We examined the number of times the interfaces produced top k results that were identical in rank (K = 1) or in set membership (P = 1). Google never produced identically ranked top 100 results, and MSN and Yahoo did only slightly better (0.2%). For top 10 results, MSN (38%) and Yahoo (32%) improve considerably, but Google only slightly (4%). There is only modest improvement of 3-6% by all of the search engines when we disregard ranking.
When we examined the total results, backlinks and pages indexed, we rarely saw exact agreement, so we examined loose disagreements, when the API value is greater than or less than ± 10% of the WUI value. We summarize our findings in Table 1. Responses to the URL indexing and caching queries resulted in far more consistent interface responses for all search engines; Google disagreed only 1.0% of the time, MSN 1.1% and Yahoo 6.8%.
|Total results||Total backlinks||Pages indexed|
|API > WUI||7.9%||0.6%||4.9%|
|WUI > API||46.5%||1.5%||46.0%|
|MSN||API > WUI||0.9%||2.2%||5.4%|
|WUI > API||0.6%||21.4%||7.3%|
|Yahoo||API > WUI||1.0%||24.8%||14.1%|
|WUI > API||37.5%||28.1%||8.6%|
Researchers should expect that the results obtained through any search engine's API will rarely be identical to what the general WUI user sees. This especially impacts applications where recall is important. But some APIs perform better in certain categories as we have summarized in Table 2. MSN appears to have the most synchronized interfaces overall.
|Type||Most synched||Least synched|
|Search for popular terms||MSN|
|Search for CS terms||MSN||Yahoo|
|Pages indexed per website||MSN|
We have shown that all three search engines provide nearly synchronized changes in their results each day, and the API results are most similar to the WUI results on the same day. Therefore we conclude that the APIs are not serving from an older index. It is possible though that Google and Yahoo are serving from a smaller index; both WUIs consistently report total results that are higher than the APIs (of course we cannot directly verify these estimates, and Google adds 'supplemental results' to their WUI results). Yahoo's WUI consistently reports larger backlink counts, and Google's WUI consistently reports larger website page counts. To give a more definitive answer, we suggest a future experiment that randomly samples from each corpus and compares the overlap .
On December 20, 2006, Google announced they were beginning to deprecate their SOAP API in favor of an AJAX API, a move which may require researchers to readopt old screen-scraping methods. Despite this setback, it is our hope that commercial search engines will make a committed effort to provide more synchronized interfaces for the academic community in the future.
 J. Bar-Ilan, M. Mat-Hassan, and M. Levene. Methods for comparing rankings of search engine results. Computer Networks, 50(10):1448-1463, July 2006.
 Z. Bar-Yossef and M. Gurevich. Random sampling from a search engine's index. In Proceedings of WWW '06, pages 367-376, 2006.
 R. Fagin, R. Kumar, and D. Sivakumar. Comparing top k lists. SIAM Journal on Discrete Mathematics, 17(1):134-160, 2003.
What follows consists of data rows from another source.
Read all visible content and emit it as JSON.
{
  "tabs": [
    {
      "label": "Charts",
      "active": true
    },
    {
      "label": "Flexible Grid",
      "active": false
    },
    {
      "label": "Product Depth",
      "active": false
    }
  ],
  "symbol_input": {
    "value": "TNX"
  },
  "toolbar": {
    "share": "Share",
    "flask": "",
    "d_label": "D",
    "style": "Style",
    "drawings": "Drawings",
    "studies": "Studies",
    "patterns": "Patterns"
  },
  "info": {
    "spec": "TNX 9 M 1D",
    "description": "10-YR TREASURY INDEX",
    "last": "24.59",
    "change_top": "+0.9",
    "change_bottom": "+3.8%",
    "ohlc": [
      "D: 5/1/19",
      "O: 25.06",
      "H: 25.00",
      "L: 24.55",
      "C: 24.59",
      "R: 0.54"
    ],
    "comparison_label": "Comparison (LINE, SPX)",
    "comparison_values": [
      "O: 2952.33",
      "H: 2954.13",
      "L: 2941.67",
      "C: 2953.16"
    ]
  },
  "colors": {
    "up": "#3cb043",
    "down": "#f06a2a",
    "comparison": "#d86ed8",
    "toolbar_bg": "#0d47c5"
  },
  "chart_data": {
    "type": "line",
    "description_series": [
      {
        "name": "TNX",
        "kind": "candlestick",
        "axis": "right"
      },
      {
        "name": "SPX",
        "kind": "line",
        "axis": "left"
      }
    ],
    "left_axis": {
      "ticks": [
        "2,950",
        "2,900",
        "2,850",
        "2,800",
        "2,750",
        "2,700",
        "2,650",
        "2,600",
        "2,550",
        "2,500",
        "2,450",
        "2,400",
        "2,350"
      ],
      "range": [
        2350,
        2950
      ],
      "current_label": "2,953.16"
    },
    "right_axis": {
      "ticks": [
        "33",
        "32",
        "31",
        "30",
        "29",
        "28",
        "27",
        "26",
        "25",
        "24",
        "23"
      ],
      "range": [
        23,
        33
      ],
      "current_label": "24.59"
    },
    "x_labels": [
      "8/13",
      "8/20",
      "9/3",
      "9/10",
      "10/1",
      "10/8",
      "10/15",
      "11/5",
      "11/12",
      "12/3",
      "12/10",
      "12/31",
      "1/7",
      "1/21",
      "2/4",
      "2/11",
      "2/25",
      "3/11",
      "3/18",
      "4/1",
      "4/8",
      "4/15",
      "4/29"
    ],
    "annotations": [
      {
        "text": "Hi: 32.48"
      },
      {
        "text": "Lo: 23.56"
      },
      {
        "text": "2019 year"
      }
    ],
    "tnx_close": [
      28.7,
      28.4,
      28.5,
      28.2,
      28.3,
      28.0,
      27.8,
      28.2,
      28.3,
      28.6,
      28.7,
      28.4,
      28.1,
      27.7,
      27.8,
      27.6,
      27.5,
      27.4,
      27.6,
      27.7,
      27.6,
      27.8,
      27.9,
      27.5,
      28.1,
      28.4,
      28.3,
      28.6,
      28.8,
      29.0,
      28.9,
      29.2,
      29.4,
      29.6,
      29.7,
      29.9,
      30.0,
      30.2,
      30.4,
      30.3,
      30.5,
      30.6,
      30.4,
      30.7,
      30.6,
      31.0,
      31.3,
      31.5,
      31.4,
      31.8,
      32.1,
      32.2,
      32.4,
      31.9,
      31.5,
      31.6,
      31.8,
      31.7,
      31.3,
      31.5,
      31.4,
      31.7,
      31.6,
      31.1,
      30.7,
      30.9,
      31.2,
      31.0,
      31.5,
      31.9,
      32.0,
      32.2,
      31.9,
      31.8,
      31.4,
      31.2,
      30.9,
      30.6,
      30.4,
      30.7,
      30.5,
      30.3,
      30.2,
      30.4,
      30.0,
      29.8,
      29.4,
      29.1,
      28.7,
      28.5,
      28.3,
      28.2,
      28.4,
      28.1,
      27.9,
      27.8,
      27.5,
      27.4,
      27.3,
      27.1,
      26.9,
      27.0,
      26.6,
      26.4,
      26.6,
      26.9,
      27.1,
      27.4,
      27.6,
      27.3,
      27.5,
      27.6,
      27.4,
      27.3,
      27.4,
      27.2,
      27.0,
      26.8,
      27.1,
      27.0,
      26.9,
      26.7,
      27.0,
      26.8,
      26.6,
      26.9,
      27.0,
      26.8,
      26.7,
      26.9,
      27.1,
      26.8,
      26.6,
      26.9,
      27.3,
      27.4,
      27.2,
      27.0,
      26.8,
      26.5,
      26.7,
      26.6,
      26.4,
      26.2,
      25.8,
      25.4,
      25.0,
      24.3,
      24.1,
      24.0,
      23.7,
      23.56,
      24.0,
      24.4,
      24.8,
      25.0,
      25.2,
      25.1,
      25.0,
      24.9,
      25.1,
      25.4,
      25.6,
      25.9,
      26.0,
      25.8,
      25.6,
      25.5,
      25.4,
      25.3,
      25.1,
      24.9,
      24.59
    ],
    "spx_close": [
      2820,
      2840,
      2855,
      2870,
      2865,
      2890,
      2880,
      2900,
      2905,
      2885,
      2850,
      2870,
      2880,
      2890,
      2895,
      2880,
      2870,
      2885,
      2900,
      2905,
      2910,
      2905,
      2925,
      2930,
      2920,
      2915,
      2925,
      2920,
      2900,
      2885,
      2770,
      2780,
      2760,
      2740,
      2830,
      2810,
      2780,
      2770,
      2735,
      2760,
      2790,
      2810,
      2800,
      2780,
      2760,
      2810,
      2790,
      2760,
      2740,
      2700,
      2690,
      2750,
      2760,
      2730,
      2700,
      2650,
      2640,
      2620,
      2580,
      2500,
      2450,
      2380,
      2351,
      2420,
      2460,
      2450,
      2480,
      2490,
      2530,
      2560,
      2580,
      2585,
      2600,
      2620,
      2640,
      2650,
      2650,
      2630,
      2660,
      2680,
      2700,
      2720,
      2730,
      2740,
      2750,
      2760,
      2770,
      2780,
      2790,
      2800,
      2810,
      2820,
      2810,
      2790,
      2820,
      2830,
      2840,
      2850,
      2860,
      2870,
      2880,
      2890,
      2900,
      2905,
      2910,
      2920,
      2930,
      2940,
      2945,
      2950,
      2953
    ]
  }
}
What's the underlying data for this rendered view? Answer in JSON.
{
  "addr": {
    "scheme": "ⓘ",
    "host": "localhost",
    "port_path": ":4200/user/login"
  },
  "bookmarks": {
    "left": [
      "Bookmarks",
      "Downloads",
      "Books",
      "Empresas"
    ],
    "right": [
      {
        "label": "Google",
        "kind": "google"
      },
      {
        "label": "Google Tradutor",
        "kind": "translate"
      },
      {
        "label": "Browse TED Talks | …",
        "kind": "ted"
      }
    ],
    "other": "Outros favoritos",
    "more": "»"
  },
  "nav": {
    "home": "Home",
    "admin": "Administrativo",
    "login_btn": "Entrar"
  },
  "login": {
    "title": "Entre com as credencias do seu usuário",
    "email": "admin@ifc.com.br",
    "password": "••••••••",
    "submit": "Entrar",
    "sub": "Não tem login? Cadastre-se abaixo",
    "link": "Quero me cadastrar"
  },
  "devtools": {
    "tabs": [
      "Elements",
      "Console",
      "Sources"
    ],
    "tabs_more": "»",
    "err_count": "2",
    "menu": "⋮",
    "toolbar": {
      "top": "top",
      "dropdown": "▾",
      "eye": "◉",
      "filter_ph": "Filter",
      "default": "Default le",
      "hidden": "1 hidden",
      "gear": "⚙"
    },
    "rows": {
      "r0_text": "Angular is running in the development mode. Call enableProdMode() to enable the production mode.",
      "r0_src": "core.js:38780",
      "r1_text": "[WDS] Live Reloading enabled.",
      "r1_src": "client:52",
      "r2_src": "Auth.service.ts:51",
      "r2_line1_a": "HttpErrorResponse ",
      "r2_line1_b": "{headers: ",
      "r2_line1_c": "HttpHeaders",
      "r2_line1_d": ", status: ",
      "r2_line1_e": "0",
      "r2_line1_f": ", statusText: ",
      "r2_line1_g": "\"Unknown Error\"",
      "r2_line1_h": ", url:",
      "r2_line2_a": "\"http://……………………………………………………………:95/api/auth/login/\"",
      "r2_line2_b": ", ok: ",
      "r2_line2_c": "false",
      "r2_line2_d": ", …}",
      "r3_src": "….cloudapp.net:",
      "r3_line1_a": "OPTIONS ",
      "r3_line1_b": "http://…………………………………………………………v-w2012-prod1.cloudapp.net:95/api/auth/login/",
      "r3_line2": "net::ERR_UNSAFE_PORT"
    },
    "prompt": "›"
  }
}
 P. Mayr and F. Tosques. Google Web APIs - an instrument for webometric analyses? In Proceedings of ISSI 2005, 2005.
 M. Thelwall. Can the Web give useful information about commercial uses of scientific research? Online Information Review, 28:120-130, 2004.